Join our growing movement & sign our Letter of Support! 

Stand with us as we show our support to the St. Johns Christian Church, DoGood Multnomah, current Hazelnut Grove residents, and the Joint Office of Homeless Services. Currently, we have over 420 signatures and counting!

We recognize the humanity of our neighbors experiencing homelessness, and we reject false and harmful stereotypes about them. The crisis of homelessness could happen to any of us, due to the high cost of housing, stagnant wages, a fractured health care system, and other risk factors. Many of our housed neighbors are barely hanging on.

Read more & sign the letter

Hear from neighbors who have signed the letter...


Transitional housing helps the homeless and disadvantaged population get their lives on track by having a safe place to live. It also provides a community where the members can helps support one another.
It’s also a cost effective way to help many people at once.


I am an Overlook resident living near Hazelnut Grove. They have been good neighbors and
will be good neighbors in St. Johns and contribute to the community. 


As the old song says: "There but for fortune go you or I."
I want this village to be successful. I want these folks to feel supported and welcomed. I want
to extend to them the acceptance and support I'd hope to find if I were in their situation.


Everyone deserves the dignity of shelter. We as a community can always help raise one another up.
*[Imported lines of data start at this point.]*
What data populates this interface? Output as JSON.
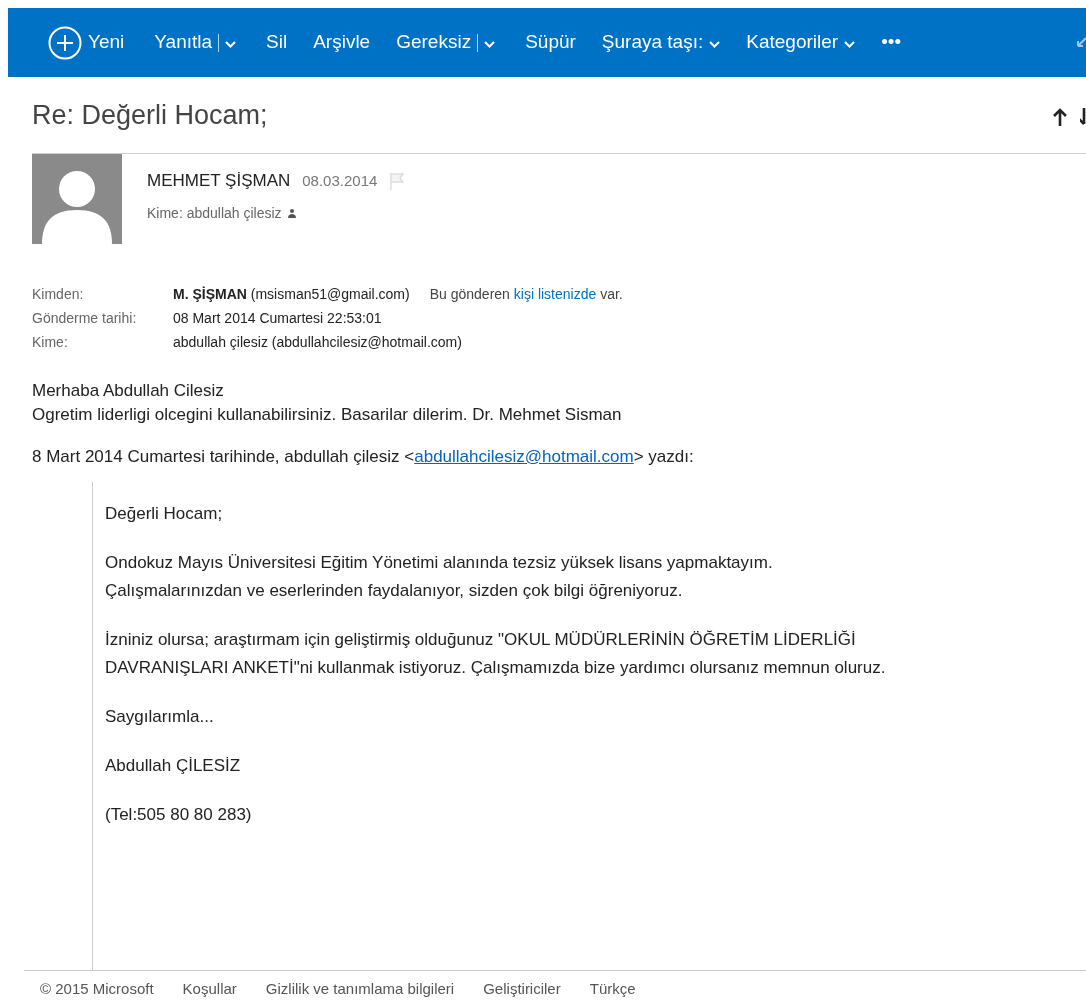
{
  "toolbar": [
    {
      "label": "Yeni",
      "kind": "new"
    },
    {
      "label": "Yanıtla",
      "kind": "split"
    },
    {
      "label": "Sil",
      "kind": "plain"
    },
    {
      "label": "Arşivle",
      "kind": "plain"
    },
    {
      "label": "Gereksiz",
      "kind": "split"
    },
    {
      "label": "Süpür",
      "kind": "plain"
    },
    {
      "label": "Şuraya taşı:",
      "kind": "menu"
    },
    {
      "label": "Kategoriler",
      "kind": "menu"
    },
    {
      "label": "•••",
      "kind": "plain"
    }
  ],
  "message": {
    "subject": "Re: Değerli Hocam;",
    "sender": {
      "name": "MEHMET ŞİŞMAN",
      "date": "08.03.2014",
      "recipients": "Kime: abdullah çilesiz"
    },
    "headers": [
      {
        "label": "Kimden:",
        "value": "**M. ŞİŞMAN** (msisman51@gmail.com)",
        "note": {
          "before": "Bu gönderen",
          "link": "kişi listenizde",
          "after": "var."
        }
      },
      {
        "label": "Gönderme tarihi:",
        "value": "08 Mart 2014 Cumartesi 22:53:01"
      },
      {
        "label": "Kime:",
        "value": "abdullah çilesiz (abdullahcilesiz@hotmail.com)"
      }
    ],
    "body": [
      "Merhaba Abdullah Cilesiz",
      "Ogretim liderligi olcegini kullanabilirsiniz. Basarilar dilerim. Dr. Mehmet Sisman"
    ],
    "attribution": {
      "before": "8 Mart 2014 Cumartesi tarihinde, abdullah çilesiz <",
      "link": "abdullahcilesiz@hotmail.com",
      "after": "> yazdı:"
    },
    "quote": [
      [
        "Değerli Hocam;"
      ],
      [
        "Ondokuz Mayıs Üniversitesi Eğitim Yönetimi alanında tezsiz yüksek lisans yapmaktayım.",
        "Çalışmalarınızdan ve eserlerinden faydalanıyor, sizden çok bilgi öğreniyoruz."
      ],
      [
        "İzniniz olursa; araştırmam için geliştirmiş olduğunuz \"OKUL MÜDÜRLERİNİN ÖĞRETİM LİDERLİĞİ",
        "DAVRANIŞLARI ANKETİ\"ni kullanmak istiyoruz. Çalışmamızda bize yardımcı olursanız memnun oluruz."
      ],
      [
        "Saygılarımla..."
      ],
      [
        "Abdullah ÇİLESİZ"
      ],
      [
        "(Tel:505 80 80 283)"
      ]
    ]
  },
  "footer": [
    "© 2015 Microsoft",
    "Koşullar",
    "Gizlilik ve tanımlama bilgileri",
    "Geliştiriciler",
    "Türkçe"
  ]
}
We need to do something and this is even something a child would tell you to do if you asked them. Let's show the children that we care about others and we are not afraid.


Everyone deserves a place to sleep without fear of being swept out by the police every couple of weeks.


Everyone needs a "home" or place to be so they may feel secure in making their way in this world. This is an ideal placement as there is access to the kinds of other supports and opportunities to hope, find work, and be part of a community. I live with my adult child and husband and they also support the village.


Our mayor has failed to address the homeless issues our city faces. It’s time for our support to go local and community driven.


I think it's important that we all contribute to making our community better. We are stronger individually when everyone in our community is supported. This is an opportunity for my child to see how we can help one another and have compassion for those around us. This is a complicated problem without one perfect solution, but we still must work together and do our best to make things better than they are right now.


I support community driven options to provide support to people experiencing homelessness. I believe St Johns Village can operate similarly to the Kenton Women's Village and will lead to positive change for its residents and the community. I also think that we as a community must be involved in creating the change and this Village is a great example of that.


I don't perceive a difference between neighbors that live in tiny houses, neighbors that live in regular houses, and neighbors who live outdoors. They're all neighbors. I don't see why we should discriminate against people because of how they are or aren't housed.


Homelessness is not a problem to be swept under the rug and ignored. This is the first step in a comprehensive plan that will benefit our community greatly.


I believe in the inherit dignity of everyone, those with homes and those without. I also believe that providing shelter, even in new and different ways, especially when done in creative, holistic partnership, can be an effective tool for alleviating the symptoms of trauma and poverty.


It is one small step that can provide a few people a clean and dry place to sleep. St. Johns is a caring community and I can envision a peaceful co-existence and even some mutually beneficial relationships between kids/students in the neighborhood and their pod neighbors.


Tiny home villages are an important part of solving the affordable housing crisis in Portland.


An organized, well-supported, and well-constructed village is a beautiful and vital way of honoring the humanity of our neighbors experiencing homelessness, and getting them started on the path to permanent supportive housing.   


Living in North Portland with my wife and son I realize full well the need for healthy, inclusive community for all neighbors. I believe St Johns village is an answer to long held prayers.


I have seen tiny house solutions for unhoused people work well in Eugene (where I used to live). I live in St Johns now and intend to stay in this community. 


It is the right and responsible thing to do. I have seen first hand the positive effect when one has a place to sleep every night with a lock on the door. No more stolen bikes. No more stolen cell phones. The security of a place with a lock is life-changing. It gives one the chance to relax a bit, to bathe, to be able to focus on getting health needs met, to be able to find the resources and to feel hope.


I live in the neighborhood and believe that houselessness cannot be solved by just one thing, but by many people coming together to be innovative and compassionate. The village in St. Johns is both of those things.


This transitional housing project is offering a hand up to help our houseless community overcome barriers and move into more permanent housing. All people deserve to be treated with respect and offered humanity.


Housing is a right for everyone. 


I know of the magnitude of the problem of houselessness in the area and support this effort to provide housing to people.


All people deserve a safe space to sleep. The solution to homelessness is affordable housing. However, shelters such as these are important stop gaps for vulnerable people living on the street. 


I care about the other humans in my community and this is a viable option to helping people secure housing.


We simply have to become the change that we want to see. I want to see the housing crisis in our region be solved and supporting the village is the least of what I can do.